Stored items:

◇ ◇ ◇ ◇

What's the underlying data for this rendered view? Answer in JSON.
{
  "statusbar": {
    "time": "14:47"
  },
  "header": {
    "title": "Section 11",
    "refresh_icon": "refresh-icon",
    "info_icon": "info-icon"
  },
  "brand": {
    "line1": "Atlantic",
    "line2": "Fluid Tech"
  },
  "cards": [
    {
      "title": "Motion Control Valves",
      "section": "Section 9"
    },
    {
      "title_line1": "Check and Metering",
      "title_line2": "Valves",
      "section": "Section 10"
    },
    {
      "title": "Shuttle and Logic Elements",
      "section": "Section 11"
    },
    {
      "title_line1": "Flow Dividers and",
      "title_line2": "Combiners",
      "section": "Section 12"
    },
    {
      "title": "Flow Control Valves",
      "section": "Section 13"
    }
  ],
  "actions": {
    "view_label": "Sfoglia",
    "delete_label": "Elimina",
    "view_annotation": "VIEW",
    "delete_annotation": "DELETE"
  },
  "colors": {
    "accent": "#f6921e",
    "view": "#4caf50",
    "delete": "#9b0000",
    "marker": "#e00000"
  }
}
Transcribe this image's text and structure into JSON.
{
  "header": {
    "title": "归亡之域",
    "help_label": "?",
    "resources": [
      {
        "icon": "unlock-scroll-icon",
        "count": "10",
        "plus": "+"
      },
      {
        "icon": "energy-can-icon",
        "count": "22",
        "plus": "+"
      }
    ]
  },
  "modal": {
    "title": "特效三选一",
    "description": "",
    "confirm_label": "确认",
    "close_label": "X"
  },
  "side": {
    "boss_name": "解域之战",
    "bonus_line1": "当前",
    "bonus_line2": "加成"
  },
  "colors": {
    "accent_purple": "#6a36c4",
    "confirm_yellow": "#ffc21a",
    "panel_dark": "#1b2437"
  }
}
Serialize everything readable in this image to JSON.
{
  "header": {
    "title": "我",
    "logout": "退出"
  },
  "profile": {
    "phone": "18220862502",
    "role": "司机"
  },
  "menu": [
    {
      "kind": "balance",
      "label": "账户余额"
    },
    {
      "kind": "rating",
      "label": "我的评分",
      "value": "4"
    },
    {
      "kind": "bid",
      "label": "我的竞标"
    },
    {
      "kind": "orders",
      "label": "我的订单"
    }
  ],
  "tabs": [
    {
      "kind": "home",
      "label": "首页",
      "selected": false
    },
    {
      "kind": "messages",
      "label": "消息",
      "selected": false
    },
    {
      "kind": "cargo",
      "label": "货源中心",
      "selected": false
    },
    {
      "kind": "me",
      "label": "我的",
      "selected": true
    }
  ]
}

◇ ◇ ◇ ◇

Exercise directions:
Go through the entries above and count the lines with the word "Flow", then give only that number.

Expected answer:
2